- Prep Time: 15 minutes
- Cook Time: 1 hour
- Total Time: 1 hour 15 minutes
- Yield: 6 servings 1x
- Category: Soup
- Method: Stovetop
- Cuisine: Tuscan
- 1 cup farro, dry
- 1 cup white beans, dry, soaked for several hours or overnight
- 2 tablespoons olive oil
- 1 onion, diced
- 3 carrots, peeled and diced
- 2 stalks celery, diced
- 4 cloves garlic, minced
- 1/2 tablespoon dried parsley
- 1/2 tablespoon dried basil
- 1/4 teaspoon red pepper flakes (optional)
- 1/2 teaspoon salt
- 1 can (14 ounces) diced tomatoes
- 6 cups vegetable broth or chicken broth
- 1 rind parmesan cheese
- 2 cups kale, finely chopped

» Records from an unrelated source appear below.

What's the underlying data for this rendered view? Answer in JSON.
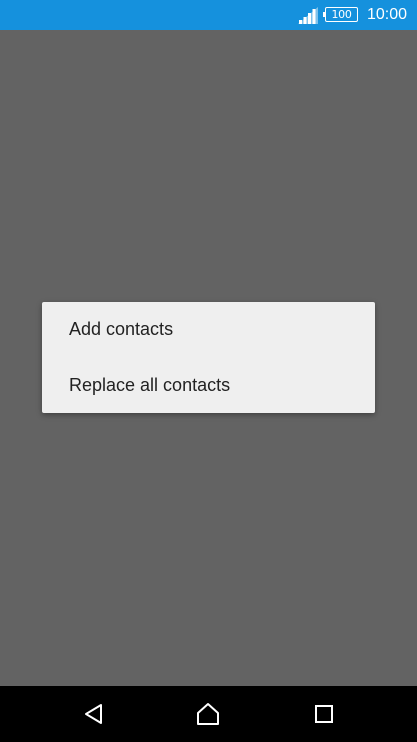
{
  "status_bar": {
    "background": "#1591dd",
    "signal": "signal-icon",
    "battery_level": "100",
    "time": "10:00"
  },
  "dialog": {
    "items": [
      {
        "label": "Add contacts"
      },
      {
        "label": "Replace all contacts"
      }
    ]
  },
  "nav_bar": {
    "buttons": [
      "back-icon",
      "home-icon",
      "recents-icon"
    ]
  }
}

- Before making the soup, soak the beans. Place the dry white beans in a medium bowl, cover with cold water by 2 inches, and let them soak for at least 4 hours or up to 12 hours. Drain and rinse them before adding them to the soup.
- Before getting started, rinse the farro. Place the farro in a fine-mesh strainer, rinse thoroughly under cold water, moving it around with your hand to ensure it’s all well rinsed, then drain off the excess water, and set aside.
- In a large pot on medium-high heat, warm the olive oil, then add onion, carrots, and celery, and cook until the vegetables are tender, about 4-5 minutes, then add garlic and cook for 1 additional minute.
- Add dried parsley, dried basil, chili flakes, and salt, and cook for another 30 seconds until fragrant.
- Add the rinsed farro and soaked and strained white beans, and stir to coat with the vegetable mixture. Then add diced tomatoes, broth, and parmesan cheese rind, and stir until well combined.
- Bring the soup to a boil and then reduce it to a simmer and cook for 1 hour or until the farro and beans are tender.
- Once the farro and beans are tender, add chopped kale, stir to combine, and cook for additional 5-10 minutes until the kale has wilted into the soup and is bright green in color.
- Once the soup is cooked, remove and discard the parmesan cheese rind. Taste the soup and adjust the seasoning with a pinch of salt and pepper needed.
- The soup can be served immediately or cooled and stored in the fridge for up to 3 days or in the freezer for up to 3 months.
- Serving Size: 1 serving
- Calories: 304 calories
- Fat: 6 grams
- Carbohydrates: 51 grams
- Fiber: 9 grams
- Protein: 15 grams